→ WHAT IS EXPECTED: Answer with the number of lines in the records that contain "YOUR" and with nothing else.
(RECORD EXTRACTS)
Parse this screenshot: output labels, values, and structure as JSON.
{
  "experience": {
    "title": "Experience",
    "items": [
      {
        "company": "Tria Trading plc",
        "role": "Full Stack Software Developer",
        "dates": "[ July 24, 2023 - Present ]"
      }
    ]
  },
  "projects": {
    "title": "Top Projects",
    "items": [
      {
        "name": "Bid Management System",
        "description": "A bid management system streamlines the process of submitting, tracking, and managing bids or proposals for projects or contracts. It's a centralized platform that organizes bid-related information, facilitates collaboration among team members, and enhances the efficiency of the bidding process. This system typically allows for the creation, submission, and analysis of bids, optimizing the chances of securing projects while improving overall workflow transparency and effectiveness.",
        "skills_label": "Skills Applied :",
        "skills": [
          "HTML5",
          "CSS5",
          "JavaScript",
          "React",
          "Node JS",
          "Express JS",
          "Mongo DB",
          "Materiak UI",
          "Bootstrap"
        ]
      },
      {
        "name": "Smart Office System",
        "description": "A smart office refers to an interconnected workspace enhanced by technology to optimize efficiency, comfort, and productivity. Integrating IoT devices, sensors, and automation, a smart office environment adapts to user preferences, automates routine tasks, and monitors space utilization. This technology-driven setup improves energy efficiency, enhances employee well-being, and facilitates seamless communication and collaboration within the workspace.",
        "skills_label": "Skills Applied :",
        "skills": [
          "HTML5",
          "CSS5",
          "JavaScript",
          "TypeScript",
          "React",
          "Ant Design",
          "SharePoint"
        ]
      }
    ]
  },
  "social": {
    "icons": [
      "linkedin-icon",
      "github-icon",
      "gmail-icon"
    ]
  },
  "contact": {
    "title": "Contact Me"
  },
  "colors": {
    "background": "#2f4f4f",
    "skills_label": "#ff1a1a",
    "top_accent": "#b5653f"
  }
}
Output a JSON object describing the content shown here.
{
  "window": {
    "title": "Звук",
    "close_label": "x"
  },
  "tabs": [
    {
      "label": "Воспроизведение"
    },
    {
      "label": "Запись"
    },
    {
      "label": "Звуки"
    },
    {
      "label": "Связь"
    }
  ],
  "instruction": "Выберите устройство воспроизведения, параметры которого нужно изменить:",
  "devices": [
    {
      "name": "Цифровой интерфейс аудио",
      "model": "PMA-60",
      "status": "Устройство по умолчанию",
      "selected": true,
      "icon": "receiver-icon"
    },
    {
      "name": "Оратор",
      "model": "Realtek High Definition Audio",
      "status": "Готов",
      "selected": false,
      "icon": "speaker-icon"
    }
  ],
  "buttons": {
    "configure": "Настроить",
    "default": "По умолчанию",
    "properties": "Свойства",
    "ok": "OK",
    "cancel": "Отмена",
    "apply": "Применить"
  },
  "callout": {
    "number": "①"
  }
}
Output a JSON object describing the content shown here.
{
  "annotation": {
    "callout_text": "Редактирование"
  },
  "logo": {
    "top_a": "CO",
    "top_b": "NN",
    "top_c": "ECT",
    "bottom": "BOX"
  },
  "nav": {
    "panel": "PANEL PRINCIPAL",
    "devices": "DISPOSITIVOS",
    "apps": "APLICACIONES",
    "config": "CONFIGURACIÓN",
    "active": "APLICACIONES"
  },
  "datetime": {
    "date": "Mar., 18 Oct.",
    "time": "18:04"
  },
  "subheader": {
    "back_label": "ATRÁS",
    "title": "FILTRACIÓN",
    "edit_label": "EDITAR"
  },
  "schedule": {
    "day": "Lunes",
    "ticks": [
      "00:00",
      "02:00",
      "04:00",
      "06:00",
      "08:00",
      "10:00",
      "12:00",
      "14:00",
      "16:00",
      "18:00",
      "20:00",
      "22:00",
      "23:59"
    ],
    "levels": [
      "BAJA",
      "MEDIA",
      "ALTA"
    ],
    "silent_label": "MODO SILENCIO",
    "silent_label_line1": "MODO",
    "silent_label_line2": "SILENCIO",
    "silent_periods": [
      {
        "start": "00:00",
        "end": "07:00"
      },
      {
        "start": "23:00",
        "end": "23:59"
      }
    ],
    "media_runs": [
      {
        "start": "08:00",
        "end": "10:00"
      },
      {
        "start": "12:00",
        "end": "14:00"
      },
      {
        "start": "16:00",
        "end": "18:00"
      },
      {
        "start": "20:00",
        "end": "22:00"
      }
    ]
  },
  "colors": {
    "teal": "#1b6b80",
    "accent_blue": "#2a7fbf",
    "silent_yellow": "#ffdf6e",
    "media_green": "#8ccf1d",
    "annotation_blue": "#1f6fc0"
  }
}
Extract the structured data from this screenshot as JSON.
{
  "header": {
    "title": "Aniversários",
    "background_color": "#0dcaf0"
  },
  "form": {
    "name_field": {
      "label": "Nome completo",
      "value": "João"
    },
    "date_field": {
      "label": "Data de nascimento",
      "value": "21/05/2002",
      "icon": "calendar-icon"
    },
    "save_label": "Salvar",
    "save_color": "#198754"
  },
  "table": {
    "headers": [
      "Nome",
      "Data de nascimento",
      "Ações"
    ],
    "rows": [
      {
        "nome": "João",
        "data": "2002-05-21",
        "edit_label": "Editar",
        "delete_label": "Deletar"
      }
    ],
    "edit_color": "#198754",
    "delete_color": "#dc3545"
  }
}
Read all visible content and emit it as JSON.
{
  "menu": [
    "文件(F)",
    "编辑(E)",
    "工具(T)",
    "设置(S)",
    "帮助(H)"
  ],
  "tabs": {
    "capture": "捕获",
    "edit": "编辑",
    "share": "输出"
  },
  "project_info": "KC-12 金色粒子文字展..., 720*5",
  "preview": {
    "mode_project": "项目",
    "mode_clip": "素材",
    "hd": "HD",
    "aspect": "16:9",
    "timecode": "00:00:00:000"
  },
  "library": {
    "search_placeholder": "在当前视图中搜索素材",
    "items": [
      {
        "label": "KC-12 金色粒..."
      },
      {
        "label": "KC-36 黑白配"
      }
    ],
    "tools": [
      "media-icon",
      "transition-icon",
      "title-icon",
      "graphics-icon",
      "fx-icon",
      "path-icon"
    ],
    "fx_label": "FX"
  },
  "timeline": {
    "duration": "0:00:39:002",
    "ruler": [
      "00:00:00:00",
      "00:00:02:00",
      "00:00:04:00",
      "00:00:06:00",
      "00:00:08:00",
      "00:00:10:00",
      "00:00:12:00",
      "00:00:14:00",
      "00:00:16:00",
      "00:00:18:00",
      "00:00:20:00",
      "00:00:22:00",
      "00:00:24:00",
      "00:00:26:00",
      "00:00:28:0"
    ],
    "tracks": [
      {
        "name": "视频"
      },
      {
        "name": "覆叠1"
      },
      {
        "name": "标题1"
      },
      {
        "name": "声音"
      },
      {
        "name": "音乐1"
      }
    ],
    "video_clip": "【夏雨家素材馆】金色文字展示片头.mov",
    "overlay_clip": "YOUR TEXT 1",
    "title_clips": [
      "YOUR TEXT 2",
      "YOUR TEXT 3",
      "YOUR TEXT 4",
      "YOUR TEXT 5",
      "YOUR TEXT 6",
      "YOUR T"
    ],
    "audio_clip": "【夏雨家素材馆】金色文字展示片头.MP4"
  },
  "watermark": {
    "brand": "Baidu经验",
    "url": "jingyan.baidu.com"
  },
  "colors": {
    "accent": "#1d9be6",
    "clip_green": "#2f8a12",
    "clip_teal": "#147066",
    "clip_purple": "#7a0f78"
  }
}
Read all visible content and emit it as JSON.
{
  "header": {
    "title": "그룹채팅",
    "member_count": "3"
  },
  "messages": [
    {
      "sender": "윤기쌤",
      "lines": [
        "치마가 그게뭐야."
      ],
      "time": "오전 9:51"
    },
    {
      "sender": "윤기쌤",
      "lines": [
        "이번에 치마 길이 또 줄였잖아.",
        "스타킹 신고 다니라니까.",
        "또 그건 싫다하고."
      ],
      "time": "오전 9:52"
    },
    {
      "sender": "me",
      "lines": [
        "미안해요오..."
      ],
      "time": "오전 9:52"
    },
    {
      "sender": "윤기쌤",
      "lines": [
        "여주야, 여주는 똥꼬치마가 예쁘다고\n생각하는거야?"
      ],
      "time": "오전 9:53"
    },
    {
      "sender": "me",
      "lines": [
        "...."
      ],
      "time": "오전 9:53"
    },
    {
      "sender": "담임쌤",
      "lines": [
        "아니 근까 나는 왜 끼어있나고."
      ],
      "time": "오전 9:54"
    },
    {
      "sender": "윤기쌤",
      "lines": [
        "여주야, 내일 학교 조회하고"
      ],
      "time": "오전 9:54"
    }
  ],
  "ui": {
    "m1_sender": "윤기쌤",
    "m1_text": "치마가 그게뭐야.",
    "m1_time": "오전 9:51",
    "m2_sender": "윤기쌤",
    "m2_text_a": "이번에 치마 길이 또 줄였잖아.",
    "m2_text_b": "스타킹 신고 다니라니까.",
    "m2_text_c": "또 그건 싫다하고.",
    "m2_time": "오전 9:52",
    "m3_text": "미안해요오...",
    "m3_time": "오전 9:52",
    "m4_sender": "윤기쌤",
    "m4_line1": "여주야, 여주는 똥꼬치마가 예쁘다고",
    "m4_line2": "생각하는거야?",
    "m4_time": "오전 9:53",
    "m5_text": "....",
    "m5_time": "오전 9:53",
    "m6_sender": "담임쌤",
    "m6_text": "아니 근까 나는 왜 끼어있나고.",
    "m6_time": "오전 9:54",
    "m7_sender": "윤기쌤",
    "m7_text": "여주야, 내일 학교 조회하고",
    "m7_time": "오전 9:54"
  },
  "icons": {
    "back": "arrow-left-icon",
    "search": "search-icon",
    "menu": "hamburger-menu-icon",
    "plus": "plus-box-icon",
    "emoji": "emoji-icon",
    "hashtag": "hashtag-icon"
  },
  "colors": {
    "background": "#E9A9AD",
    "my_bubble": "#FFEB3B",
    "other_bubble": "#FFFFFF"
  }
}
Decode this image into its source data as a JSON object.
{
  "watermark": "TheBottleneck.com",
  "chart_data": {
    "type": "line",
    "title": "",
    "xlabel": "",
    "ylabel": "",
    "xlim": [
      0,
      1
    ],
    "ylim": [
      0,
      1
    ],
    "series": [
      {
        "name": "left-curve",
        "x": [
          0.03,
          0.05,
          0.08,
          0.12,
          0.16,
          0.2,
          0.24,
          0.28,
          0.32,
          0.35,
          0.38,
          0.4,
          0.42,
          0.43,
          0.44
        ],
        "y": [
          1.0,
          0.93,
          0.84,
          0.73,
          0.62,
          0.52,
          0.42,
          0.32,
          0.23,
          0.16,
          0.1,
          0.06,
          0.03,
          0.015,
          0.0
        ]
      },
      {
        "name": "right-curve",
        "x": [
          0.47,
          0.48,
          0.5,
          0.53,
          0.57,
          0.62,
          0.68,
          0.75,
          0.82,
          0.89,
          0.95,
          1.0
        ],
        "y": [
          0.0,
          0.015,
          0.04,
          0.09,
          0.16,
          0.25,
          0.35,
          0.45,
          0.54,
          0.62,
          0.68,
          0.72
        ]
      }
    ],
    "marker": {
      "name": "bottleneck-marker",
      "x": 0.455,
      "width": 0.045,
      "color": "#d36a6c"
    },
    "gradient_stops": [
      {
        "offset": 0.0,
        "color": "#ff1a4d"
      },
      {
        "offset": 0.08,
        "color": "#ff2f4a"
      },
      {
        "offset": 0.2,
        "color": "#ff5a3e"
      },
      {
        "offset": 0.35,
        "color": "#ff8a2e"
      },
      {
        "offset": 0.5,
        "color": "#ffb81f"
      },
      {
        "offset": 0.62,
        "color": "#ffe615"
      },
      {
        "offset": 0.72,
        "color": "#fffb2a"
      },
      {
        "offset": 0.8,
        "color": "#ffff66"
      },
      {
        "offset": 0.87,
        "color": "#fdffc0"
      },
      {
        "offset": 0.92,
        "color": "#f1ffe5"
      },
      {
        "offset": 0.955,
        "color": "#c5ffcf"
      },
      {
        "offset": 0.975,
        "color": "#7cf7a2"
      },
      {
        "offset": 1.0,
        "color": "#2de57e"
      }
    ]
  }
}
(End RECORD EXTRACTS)
→ ANSWER BOX: 7